As for Obama’s protectionist claim, here I see his point and have gone on the record on this subject before - see Is Europe blinded by Silicon Envy? I have considerable sympathy with his allegation that there are those in powerful positions in Europe who are acting out of an ill-thought-out attempt to rig the market in favor of domestic interests.
From a US perspective, the haranguing cries coming out of Brussels are easily interpreted as protectionist in nature. articulated in their most naked form by Reding - Viviane Reding’s ‘play by my rules’ warning to the US tech industry.
As for owning the internet…well, hmmm Mr President, here you’re on thin ice.
OK, so the underlying internet infrastructure started in the US - didn’t Al Gore invent it or something? (NOT!) - but as lots of commentators have pointed out today, CERN - birthplace of the World Wide Web - is in Europe and the ‘midwife’ of the online baby was of course a Brit, Sir Tim Berners-Lee.
Yes, US firms ran with the opportunity in a way that most (not all) European firms didn’t, so to that extent the US dominates, not owns, the internet.
But there are European success stories - SAP, for example - that compete on a global playing field. There’s just not enough of them and that - as I’ve said before - is nobody’s fault but successive European governments and investors who failed to cultivate and support a Euro-tech industry.
At the end of the day, this is Obama on a kiss-and-make-up session with Silicon Valley.
He’s been an increasingly regular presence to the Bay Area. We’ve seen the visits to Salesforce, for example, while one of this past weekend’s rounds of golf took place on a private course in Rancho Mirage owned by Oracle’s Larry Ellison. Meanwhile Obama's thinking of getting an Apple Watch apparently, which must please Tim Cook.
But the fall out from the Snowden revelations about the NSA snooping program had been, he acknowledged:
were really harmful in terms of the trust between government and many of these companies, in part because of the impact it had on their bottom lines.
Certainly it’s telling that the top brass at Google, Facebook, Microsoft and Yahoo all declined White House invitations to attend a cyber-security summit at Stanford University that Obama was attending as well as a private lunch with the President.
So his protectionist allegations should be taken within the context of playing to the home crowd and telling them what they want to hear.

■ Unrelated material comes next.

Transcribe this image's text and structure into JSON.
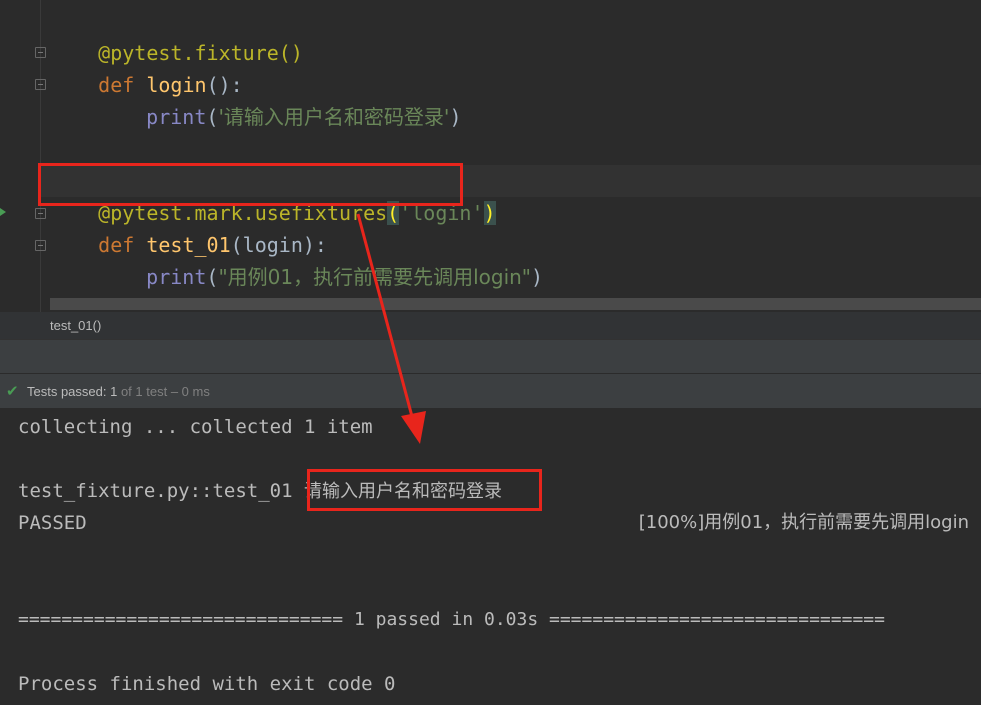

But as the Commission works itself up into a self-righteous state of indignation, the uncomfortable reality must be acknowledged: he kinda has a point.
Disclosure: at time of writing, Oracle, Salesforce and SAP are premier partners of diginomica.